olive oil in a spoon and bowl
Yellow Vs. Green Olive Oil: What's The Difference?
By Lauren Wood
Olive oil has been revered for centuries due to its taste, health benefits, and various uses. However, choosing the right type of olive oil is important for cooking success.
Olive oil can come in many colors, including green, yellow, and gold, based on the original olive it was made from, its natural environment, and how mature it was at harvest.
The Farmer's Almanac categorizes olive oil based on its oleic and fatty acid content. These classifications represent the amount of processing used to craft the oil.
Extra-virgin olive oil (EVOO) is the least refined and often the most expensive. It may obtain a greener hue because it does not undergo multiple pressings or heat treatments.
Virgin olive oils are still relatively unprocessed, with higher amounts of oleic acids inside the oil. Pure olive oil is more processed and contains more fatty acids.
Refined olive oils should be used for baking or roasting. Light-tasting olive oils fall to the bottom of the scale as they are not technically "pure," per The Farmer’s Almanac.
Light-tasting olive oils are the most processed oils that contain a mixture of refined and virgin oils. They can be distinguished by their light color and are best for frying.

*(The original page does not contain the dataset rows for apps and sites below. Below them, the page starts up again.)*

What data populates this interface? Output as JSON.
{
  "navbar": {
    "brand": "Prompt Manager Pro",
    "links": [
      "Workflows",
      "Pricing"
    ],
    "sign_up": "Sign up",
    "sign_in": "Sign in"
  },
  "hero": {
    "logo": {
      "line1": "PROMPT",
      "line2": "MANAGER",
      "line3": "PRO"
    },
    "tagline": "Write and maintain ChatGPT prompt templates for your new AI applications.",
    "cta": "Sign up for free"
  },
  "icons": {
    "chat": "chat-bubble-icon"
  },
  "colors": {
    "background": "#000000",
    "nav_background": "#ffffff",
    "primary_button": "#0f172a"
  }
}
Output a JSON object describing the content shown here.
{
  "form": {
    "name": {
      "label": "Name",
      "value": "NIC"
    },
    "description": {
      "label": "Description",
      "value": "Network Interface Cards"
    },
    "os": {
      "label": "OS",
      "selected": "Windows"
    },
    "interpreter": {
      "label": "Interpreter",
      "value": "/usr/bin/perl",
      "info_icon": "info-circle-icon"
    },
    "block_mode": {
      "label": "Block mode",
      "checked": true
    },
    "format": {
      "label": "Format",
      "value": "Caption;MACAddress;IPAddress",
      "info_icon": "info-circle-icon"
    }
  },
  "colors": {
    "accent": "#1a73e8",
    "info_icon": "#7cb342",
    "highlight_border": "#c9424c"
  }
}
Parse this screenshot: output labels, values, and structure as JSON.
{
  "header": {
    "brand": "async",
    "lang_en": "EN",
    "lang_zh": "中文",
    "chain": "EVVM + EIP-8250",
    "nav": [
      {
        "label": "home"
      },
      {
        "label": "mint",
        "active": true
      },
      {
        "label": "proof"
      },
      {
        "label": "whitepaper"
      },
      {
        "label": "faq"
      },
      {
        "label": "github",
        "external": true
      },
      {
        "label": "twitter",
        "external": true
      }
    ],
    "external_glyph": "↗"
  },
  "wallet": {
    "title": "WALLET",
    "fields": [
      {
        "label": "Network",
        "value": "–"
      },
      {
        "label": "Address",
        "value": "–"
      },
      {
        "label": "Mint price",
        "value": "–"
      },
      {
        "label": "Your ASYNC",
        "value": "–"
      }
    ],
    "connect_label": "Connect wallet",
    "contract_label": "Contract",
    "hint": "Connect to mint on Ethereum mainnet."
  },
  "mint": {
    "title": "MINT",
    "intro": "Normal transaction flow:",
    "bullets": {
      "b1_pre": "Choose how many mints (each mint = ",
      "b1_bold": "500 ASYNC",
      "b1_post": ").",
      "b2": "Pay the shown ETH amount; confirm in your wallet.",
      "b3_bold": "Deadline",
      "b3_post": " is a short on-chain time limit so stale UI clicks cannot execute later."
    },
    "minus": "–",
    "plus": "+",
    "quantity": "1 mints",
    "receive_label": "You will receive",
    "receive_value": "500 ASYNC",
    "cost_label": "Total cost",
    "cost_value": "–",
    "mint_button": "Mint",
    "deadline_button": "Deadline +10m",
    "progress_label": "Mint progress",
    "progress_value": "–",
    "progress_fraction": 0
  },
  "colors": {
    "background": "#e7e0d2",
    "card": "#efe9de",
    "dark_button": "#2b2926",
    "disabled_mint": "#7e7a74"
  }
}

However, the color still mostly depends on the type of olive used when pressed and other natural factors.